> Exercise material

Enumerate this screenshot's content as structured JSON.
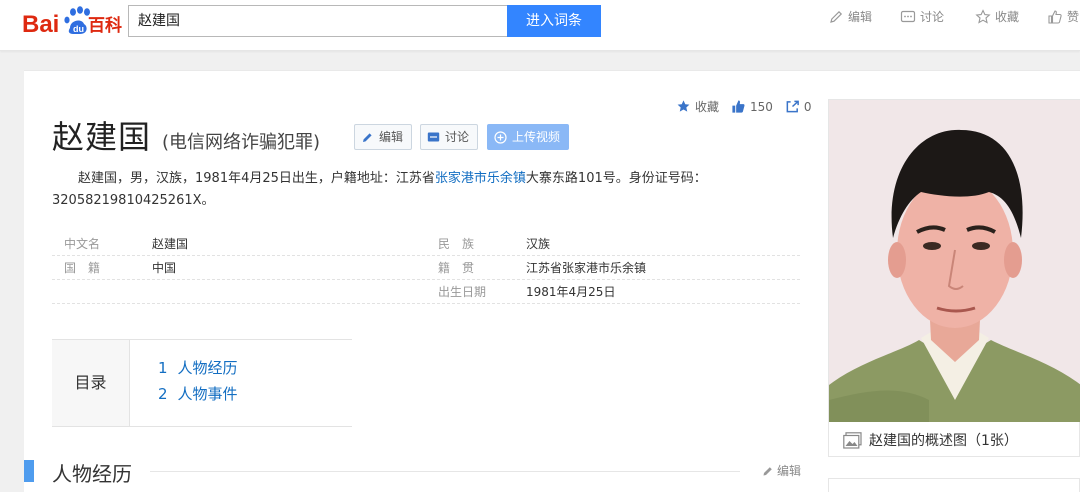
{
  "header": {
    "logo_text_left": "Bai",
    "logo_text_right": "百科",
    "search_value": "赵建国",
    "search_button": "进入词条",
    "actions": [
      "编辑",
      "讨论",
      "收藏",
      "赞"
    ]
  },
  "stats": {
    "collect_label": "收藏",
    "likes": "150",
    "shares": "0"
  },
  "entry": {
    "title": "赵建国",
    "subtitle": "(电信网络诈骗犯罪)",
    "edit_button": "编辑",
    "discuss_button": "讨论",
    "upload_button": "上传视频"
  },
  "summary": {
    "part1": "赵建国，男，汉族，1981年4月25日出生，户籍地址：江苏省",
    "link": "张家港市乐余镇",
    "part2": "大寨东路101号。身份证号码：",
    "part3": "32058219810425261X。"
  },
  "info": {
    "rows": [
      {
        "k1": "中文名",
        "v1": "赵建国",
        "k2": "民　族",
        "v2": "汉族"
      },
      {
        "k1": "国　籍",
        "v1": "中国",
        "k2": "籍　贯",
        "v2": "江苏省张家港市乐余镇"
      },
      {
        "k1": "",
        "v1": "",
        "k2": "出生日期",
        "v2": "1981年4月25日"
      }
    ]
  },
  "toc": {
    "label": "目录",
    "items": [
      {
        "num": "1",
        "text": "人物经历"
      },
      {
        "num": "2",
        "text": "人物事件"
      }
    ]
  },
  "section": {
    "title": "人物经历",
    "edit": "编辑"
  },
  "album": {
    "caption": "赵建国的概述图（1张）"
  },
  "colors": {
    "brand_blue": "#3385ff",
    "logo_red": "#de2910",
    "link": "#136ec2",
    "section_accent": "#4f9cee"
  }
}
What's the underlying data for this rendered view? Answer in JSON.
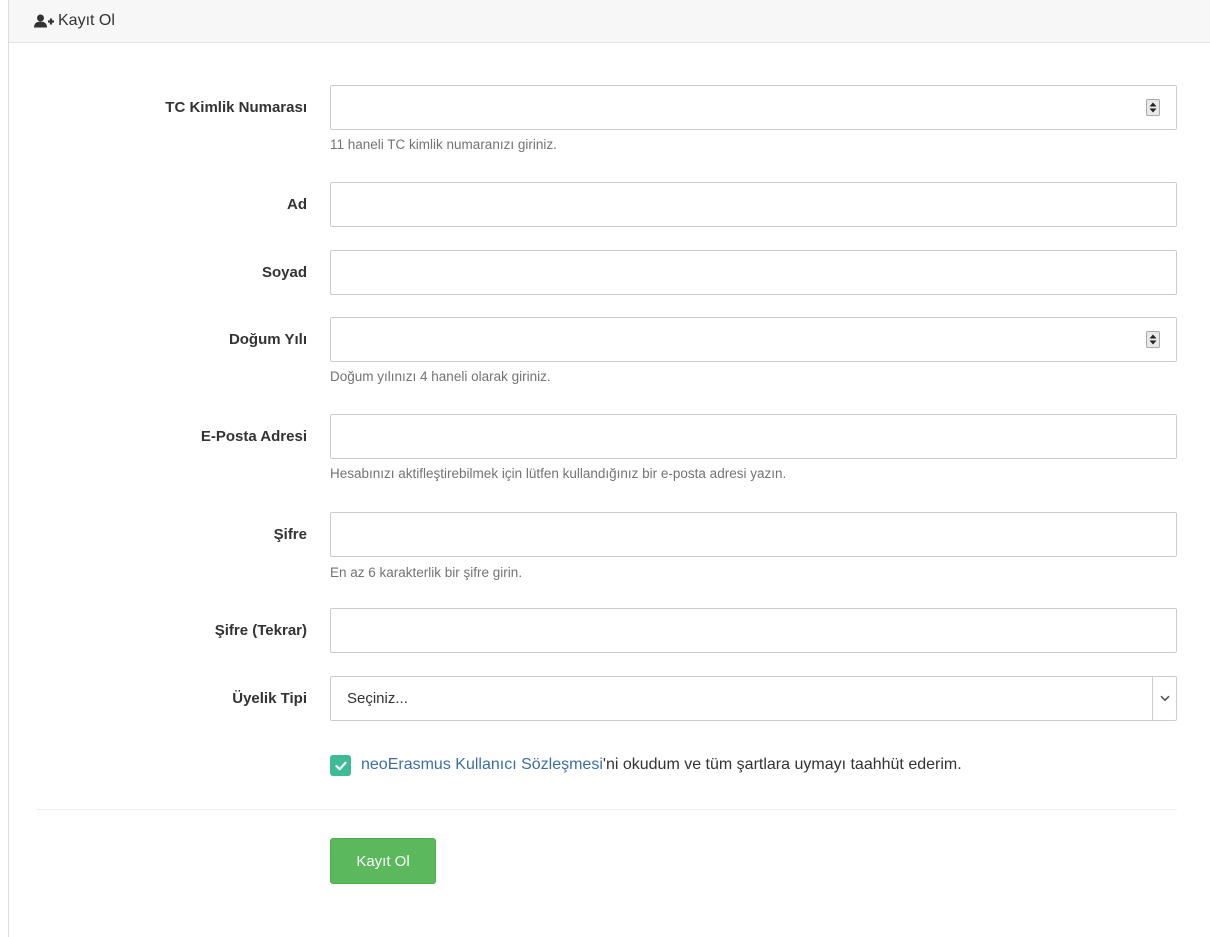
{
  "panel": {
    "title": "Kayıt Ol",
    "title_icon": "user-plus-icon"
  },
  "fields": {
    "tc": {
      "label": "TC Kimlik Numarası",
      "value": "",
      "help": "11 haneli TC kimlik numaranızı giriniz."
    },
    "ad": {
      "label": "Ad",
      "value": ""
    },
    "soyad": {
      "label": "Soyad",
      "value": ""
    },
    "dogum": {
      "label": "Doğum Yılı",
      "value": "",
      "help": "Doğum yılınızı 4 haneli olarak giriniz."
    },
    "eposta": {
      "label": "E-Posta Adresi",
      "value": "",
      "help": "Hesabınızı aktifleştirebilmek için lütfen kullandığınız bir e-posta adresi yazın."
    },
    "sifre": {
      "label": "Şifre",
      "value": "",
      "help": "En az 6 karakterlik bir şifre girin."
    },
    "sifre_tekrar": {
      "label": "Şifre (Tekrar)",
      "value": ""
    },
    "uyelik": {
      "label": "Üyelik Tipi",
      "selected": "Seçiniz..."
    }
  },
  "agreement": {
    "checked": true,
    "link_text": "neoErasmus Kullanıcı Sözleşmesi",
    "suffix": "'ni okudum ve tüm şartlara uymayı taahhüt ederim."
  },
  "submit": {
    "label": "Kayıt Ol"
  },
  "colors": {
    "checkbox": "#3dbb98",
    "button": "#5cb85c",
    "link": "#3c6ea7"
  }
}
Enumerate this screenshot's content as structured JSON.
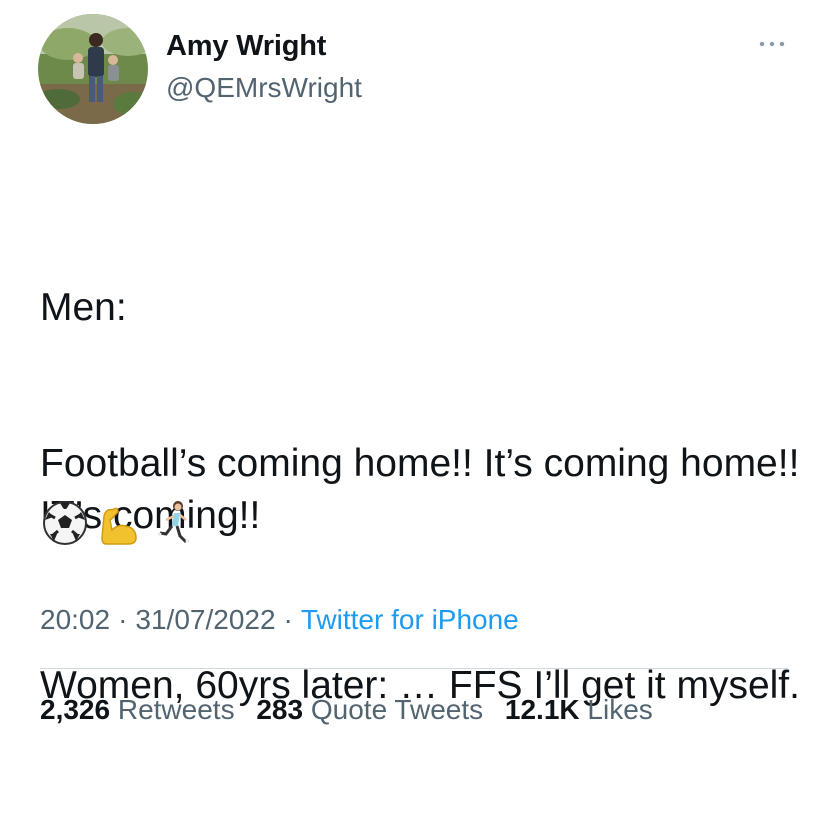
{
  "author": {
    "name": "Amy Wright",
    "handle": "@QEMrsWright",
    "avatar_icon": "profile-photo"
  },
  "more_icon": "ellipsis-icon",
  "tweet": {
    "line1": "Men:",
    "line2": "Football’s coming home!! It’s coming home!! IT’s coming!!",
    "line3": "Women, 60yrs later: … FFS I’ll get it myself.",
    "emojis": [
      "soccer-ball-icon",
      "flexed-biceps-icon",
      "woman-running-icon"
    ]
  },
  "meta": {
    "time": "20:02",
    "date": "31/07/2022",
    "separator": "·",
    "source": "Twitter for iPhone"
  },
  "stats": {
    "retweets_count": "2,326",
    "retweets_label": "Retweets",
    "quotes_count": "283",
    "quotes_label": "Quote Tweets",
    "likes_count": "12.1K",
    "likes_label": "Likes"
  },
  "colors": {
    "text": "#0f1419",
    "secondary": "#536471",
    "link": "#1d9bf0",
    "divider": "#cfd9de"
  }
}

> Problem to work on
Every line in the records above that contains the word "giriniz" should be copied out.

> Response for this exercise
      "help": "11 haneli TC kimlik numaranızı giriniz."
      "help": "Doğum yılınızı 4 haneli olarak giriniz."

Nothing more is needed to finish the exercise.